For years researchers based at the ARC Research Hub for Future Fibres have been focusing their research on what happens to a motorcyclist’s clothing during a crash. Among their projects is MotoCAP – a star rating assessment system for protective clothing that they developed for Australia and New Zealand, which rates the protection and thermal comfort levels of motorcycle clothing.
The research team, made up of Dr Christopher Hurren, Dr Liz de Rome, Dr Xin Liu, Dr Gayathri Rajmohan, Armstrong Xie and Kaylene Stocks, worked with government agencies, in consultation with industry, to create the test program and star rating scheme to enable motorcyclists to make informed decisions about their motorcycle clothing. The test results and advisory services are also made available to industry.
‘The research in this space is all new,’ says team leader Dr Christopher Hurren, Senior Research Fellow at the Institute for Frontier Materials.
‘There has been very little research done on what happens to a motorcyclist’s clothing during a crash.

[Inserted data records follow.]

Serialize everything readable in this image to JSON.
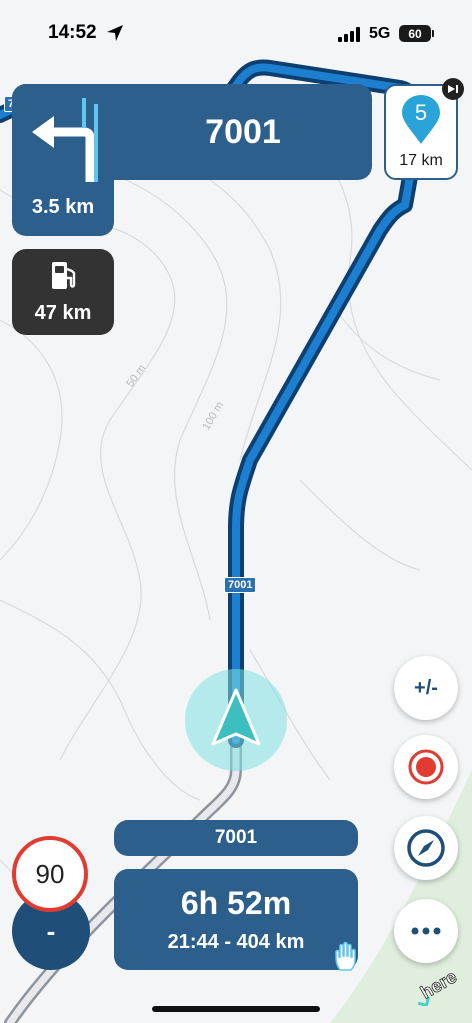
{
  "status_bar": {
    "time": "14:52",
    "network": "5G",
    "battery": "60"
  },
  "map": {
    "road_shields": [
      "7001",
      "7001"
    ],
    "contour_labels": [
      "50 m",
      "100 m"
    ]
  },
  "maneuver": {
    "road_name": "7001",
    "distance": "3.5 km",
    "direction": "turn-left"
  },
  "waypoint": {
    "number": "5",
    "distance": "17 km"
  },
  "fuel": {
    "distance": "47 km"
  },
  "controls": {
    "zoom_label": "+/-"
  },
  "speed": {
    "limit": "90",
    "current": "-"
  },
  "bottom": {
    "road_name": "7001",
    "duration": "6h 52m",
    "details": "21:44 - 404 km"
  },
  "branding": {
    "logo_text": "here"
  },
  "colors": {
    "route": "#0a5fa8",
    "card": "#2d5f8c",
    "speed_limit_ring": "#e03c31",
    "position_arrow": "#3dbfc0"
  }
}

‘Most clothing development has come from manufacturers looking at the damage that occurs during racing and designing to mitigate this. Riding on roads is very different to riding on a race track.
‘Road surfaces are different and impact injury from other motor vehicles and roadside furniture changes the risks a rider is exposed to.
‘Epidemiological studies generally identify the issues but do not propose methods to alleviate them. This team’s research looks at the fundamentals behind what happens when we crash and uses this knowledge combined with epidemiological studies to reduce injury severity and in some cases avoid it.’
Since the MotoCAP rating scheme was launched in September 2018, the website user numbers have grown. Currently the scheme has more than 8,000 users per month. The highest user groups are from Australia and New Zealand with interest growing from users in North America, Europe and the UK. It has also attracted the attention of influencers in the motorcycle world including Brittany Morrow, Brett Tkacs, Kevin Williams and Dave Moss. In 2019, the program won a Federation Internationale de Motocyclisme (FIM) Road Safety Award.
Three years since the launch, the relevance of the research continues to grow with the Federal Government’s National Road Safety Plan 2020 (ATC 2011) naming the increased use of effective protective clothing by motorcyclists one of its strategic aims.
In July 2021, Jaala Pulford, the Victorian Minister for Road Safety, and TAC requested the opportunity to visit the laboratory with the Motorcycle Expert Advisory Panel to find out more about the work of the research team.
‘Our research continues to be used by riders and governments worldwide to help reduce injury severity,’ Dr Hurrensays.
‘It is an important tool for governments in developing policies in the motorcycle safety space.
‘The team is the first to provide scientific knowledge on what happens to a rider’s clothing during a crash. The MotoCAP program is the first of its kind in the world.
‘Our team is all about providing the knowledge to riders, governments and road designers in order to reduce injury severity worldwide. Initial work and proof of concept is occurring in Australia and New Zealand with the aim to expand it to the world.
‘Ongoing research by the team continues to increase the information and aim towards reducing injury severity and fatalities in a motorcycle crash. This information is relevant to a wide range of people including riders, government and non-government road safety experts, protective clothing manufacturers and road design practitioners.’
MotoCAP has given the research team more exposure – Dr de Rome and Dr Hurren have been invited to a number of Australian and New Zealand events to promote MotoCAP to riders.
In 2019 Dr Hurren spent four weeks in New Zealand, travelling by motorcycle to 11 events as
part of the Shiny Side Up Bike Fest to inform riders of the MotoCap safety information and website. The event attracts more than 10,000 attendees.
‘The team is doing important research that will help to reduce road injury,’ Dr Hurren says. ‘This work benefits the rider, their family and their community as well as reducing the burden on government health funding.
‘The industry has recognised the importance of the work with a number of companies contacting Deakin University for advice on how to improve their products into the future.
‘Our research helps us to understand how clothing can protect a motorcycle rider in a crash and helps us to understand the fundamental interactions of abrasion, impact and burst failure that can occur to rider clothing during a crash. And this research will help us to develop new clothing and provide advice in order to reduce injury severity and in some cases avoid injury in the first place.’